Some of our translations, then, infer the language of citizenship to emphasize the permanent connection to where the people of the church belong. This world is not our home. Peter describes us a sojourners (1 Peter 2:11), the author of Hebrews says that we await the permanent city to come (Hebrews 13:14), and Paul contrasts the Jerusalem above with the Jerusalem below (Galatians 4:21-28). Satan is referred to as the prince of the power of the air (Ephesians 2:2 — often used as a reference to this world but also a reference to idolatry — vanity of vanities says the Preacher!). Like Abraham, we are travelers amongst a people who are unlike us.
How are they unlike us? Go to the previous verses. They are those whose end is destruction, who revel in their sin and seek to satiate their bellies. They are those who will not follow the model of Christ but who pursue the things of the flesh. In contrast, we live a different lifestyle, pursuing the pattern of behavior that we have observed in Paul and in other faithful believers before us.

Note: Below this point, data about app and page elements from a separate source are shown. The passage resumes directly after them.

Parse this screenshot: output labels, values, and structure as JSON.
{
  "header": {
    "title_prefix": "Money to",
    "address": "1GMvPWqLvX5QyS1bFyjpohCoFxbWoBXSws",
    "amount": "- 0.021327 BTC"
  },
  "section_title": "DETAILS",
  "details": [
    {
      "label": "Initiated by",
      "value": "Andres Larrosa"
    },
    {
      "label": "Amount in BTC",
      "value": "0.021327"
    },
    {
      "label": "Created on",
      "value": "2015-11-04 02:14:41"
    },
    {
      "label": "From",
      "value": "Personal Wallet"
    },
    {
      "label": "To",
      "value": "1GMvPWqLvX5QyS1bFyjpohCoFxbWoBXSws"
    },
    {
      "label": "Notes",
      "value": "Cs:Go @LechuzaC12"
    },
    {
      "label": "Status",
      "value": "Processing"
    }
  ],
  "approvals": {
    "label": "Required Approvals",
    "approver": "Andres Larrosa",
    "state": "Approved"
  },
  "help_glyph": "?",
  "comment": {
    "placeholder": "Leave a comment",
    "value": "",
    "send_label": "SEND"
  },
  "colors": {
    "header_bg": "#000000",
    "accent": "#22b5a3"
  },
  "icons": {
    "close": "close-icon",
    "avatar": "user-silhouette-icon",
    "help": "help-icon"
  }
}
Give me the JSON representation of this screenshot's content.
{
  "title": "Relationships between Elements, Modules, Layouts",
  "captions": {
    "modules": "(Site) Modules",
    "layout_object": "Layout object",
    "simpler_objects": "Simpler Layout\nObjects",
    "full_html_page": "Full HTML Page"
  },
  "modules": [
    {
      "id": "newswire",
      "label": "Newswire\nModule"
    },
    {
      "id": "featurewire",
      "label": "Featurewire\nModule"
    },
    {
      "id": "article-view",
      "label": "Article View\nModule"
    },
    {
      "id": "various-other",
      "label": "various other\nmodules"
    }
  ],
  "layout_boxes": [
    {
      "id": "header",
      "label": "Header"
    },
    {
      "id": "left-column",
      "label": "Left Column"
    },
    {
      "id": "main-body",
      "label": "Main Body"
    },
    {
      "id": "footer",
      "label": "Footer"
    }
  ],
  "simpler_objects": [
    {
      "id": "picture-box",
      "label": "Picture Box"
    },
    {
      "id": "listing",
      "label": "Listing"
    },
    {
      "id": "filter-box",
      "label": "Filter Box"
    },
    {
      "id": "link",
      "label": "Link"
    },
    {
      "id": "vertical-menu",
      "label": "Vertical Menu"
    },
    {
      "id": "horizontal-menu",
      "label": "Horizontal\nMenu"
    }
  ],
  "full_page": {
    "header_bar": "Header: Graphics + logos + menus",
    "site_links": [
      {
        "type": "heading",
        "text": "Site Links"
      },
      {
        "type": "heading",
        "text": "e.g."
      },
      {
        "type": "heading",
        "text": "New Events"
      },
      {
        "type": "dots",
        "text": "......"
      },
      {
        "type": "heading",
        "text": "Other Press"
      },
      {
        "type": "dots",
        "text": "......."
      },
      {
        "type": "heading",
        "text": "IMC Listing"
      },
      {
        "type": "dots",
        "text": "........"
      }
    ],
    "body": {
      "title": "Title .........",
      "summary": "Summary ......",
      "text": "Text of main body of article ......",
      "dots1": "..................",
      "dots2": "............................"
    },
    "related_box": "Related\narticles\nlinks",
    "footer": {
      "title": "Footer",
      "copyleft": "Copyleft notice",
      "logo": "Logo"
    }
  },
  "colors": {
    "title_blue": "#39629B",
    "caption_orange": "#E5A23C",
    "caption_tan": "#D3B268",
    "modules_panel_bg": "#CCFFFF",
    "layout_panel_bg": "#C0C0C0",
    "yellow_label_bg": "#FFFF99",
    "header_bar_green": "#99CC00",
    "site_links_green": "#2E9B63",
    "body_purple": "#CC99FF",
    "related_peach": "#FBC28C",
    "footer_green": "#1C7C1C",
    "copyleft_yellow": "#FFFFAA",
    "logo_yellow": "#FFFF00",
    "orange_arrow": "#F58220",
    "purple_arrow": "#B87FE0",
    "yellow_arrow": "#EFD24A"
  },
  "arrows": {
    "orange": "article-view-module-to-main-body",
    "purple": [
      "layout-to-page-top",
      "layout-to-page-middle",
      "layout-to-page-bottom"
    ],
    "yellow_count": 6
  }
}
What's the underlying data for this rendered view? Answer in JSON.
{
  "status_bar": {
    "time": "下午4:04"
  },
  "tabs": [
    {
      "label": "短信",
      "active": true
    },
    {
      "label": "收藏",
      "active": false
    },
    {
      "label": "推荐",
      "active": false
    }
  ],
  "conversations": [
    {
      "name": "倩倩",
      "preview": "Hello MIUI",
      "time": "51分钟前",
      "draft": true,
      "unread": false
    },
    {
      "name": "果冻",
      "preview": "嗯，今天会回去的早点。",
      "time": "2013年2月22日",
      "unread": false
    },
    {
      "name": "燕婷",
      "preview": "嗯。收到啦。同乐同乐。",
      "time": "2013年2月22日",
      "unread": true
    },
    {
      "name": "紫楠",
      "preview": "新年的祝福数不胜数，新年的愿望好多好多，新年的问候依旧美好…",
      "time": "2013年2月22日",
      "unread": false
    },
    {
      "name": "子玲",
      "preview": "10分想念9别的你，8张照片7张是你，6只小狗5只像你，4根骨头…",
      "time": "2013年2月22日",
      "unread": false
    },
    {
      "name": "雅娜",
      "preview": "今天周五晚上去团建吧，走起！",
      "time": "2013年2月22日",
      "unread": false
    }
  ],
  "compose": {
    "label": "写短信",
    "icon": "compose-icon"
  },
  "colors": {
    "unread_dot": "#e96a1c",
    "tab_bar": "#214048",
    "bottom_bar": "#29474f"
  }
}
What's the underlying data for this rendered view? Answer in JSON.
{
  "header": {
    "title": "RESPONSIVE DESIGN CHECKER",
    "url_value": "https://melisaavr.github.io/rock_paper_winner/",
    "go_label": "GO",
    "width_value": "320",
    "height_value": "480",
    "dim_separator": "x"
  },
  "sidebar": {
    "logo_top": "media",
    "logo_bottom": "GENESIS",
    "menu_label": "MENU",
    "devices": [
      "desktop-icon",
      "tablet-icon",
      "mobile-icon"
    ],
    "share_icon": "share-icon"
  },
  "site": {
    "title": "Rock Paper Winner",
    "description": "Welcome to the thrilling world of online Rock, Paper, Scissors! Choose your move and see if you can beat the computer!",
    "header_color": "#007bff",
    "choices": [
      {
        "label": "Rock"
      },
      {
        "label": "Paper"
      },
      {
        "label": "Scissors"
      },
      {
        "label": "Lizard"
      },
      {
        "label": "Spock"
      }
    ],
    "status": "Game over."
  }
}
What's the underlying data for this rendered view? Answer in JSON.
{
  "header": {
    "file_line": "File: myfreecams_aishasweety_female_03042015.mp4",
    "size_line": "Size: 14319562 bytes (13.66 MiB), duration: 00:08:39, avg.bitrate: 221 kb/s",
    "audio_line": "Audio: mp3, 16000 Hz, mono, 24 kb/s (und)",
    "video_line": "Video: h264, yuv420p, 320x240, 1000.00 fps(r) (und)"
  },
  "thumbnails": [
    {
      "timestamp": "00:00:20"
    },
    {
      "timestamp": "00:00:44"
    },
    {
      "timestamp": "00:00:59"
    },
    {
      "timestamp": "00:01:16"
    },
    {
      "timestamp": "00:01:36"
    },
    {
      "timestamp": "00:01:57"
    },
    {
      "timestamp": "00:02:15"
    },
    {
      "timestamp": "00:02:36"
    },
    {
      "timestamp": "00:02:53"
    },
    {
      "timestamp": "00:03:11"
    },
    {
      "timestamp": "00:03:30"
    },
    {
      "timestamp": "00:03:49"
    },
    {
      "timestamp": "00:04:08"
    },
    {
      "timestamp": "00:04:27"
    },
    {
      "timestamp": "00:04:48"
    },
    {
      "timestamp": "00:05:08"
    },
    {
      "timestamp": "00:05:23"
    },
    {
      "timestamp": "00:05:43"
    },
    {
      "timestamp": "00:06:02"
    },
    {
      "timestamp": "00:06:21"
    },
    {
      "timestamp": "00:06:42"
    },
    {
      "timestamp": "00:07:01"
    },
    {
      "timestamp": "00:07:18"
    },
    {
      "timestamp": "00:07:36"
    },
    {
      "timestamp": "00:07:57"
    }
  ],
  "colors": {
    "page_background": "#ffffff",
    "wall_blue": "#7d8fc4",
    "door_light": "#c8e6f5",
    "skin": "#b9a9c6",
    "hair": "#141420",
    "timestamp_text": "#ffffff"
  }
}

I find it interesting that when I travel, everyone knows that I am an American even before I open my mouth. Perhaps it is the cowboy boots and the blue jeans, perhaps it is the way I carry myself, whatever it is, when I travel it is as if I carry a neon sign over my head that says, “American.” And note that I am not complaining about that reality; I am grateful to have been born in this great nation. I simply make an observation that should carry back to Paul’s language here. By the way we live, the people of this world (unbelievers) ought to recognize that we don’t belong to this world. Sadly, for many professing Christians, that is a stretch.
But Paul does not stop with the idea of belonging to a different country. He also speaks that while we are colonists here in this world, we are awaiting the coming of a Savior — the Lord Jesus Christ — the Prince of Heaven who will return to this world in glory and call all his citizens to himself. Therein lies our hope. Our hope is not in simply returning to heaven in spirit after our death, but it is in the physical resurrection, like Christ’s resurrection, that will come when our Savior returns from the homeland to claim his own people. That is our hope. Sadly, too, it seems that many professing Christians do not have this hope in sight either.
Like Abraham before us, we are sojourners and aliens in a land not our own. Like the Israelites in the wilderness, we are a church moving through the wilderness on the way to the promised land…but we are not there yet. Yet, let our lifestyles reflect the land to which we belong.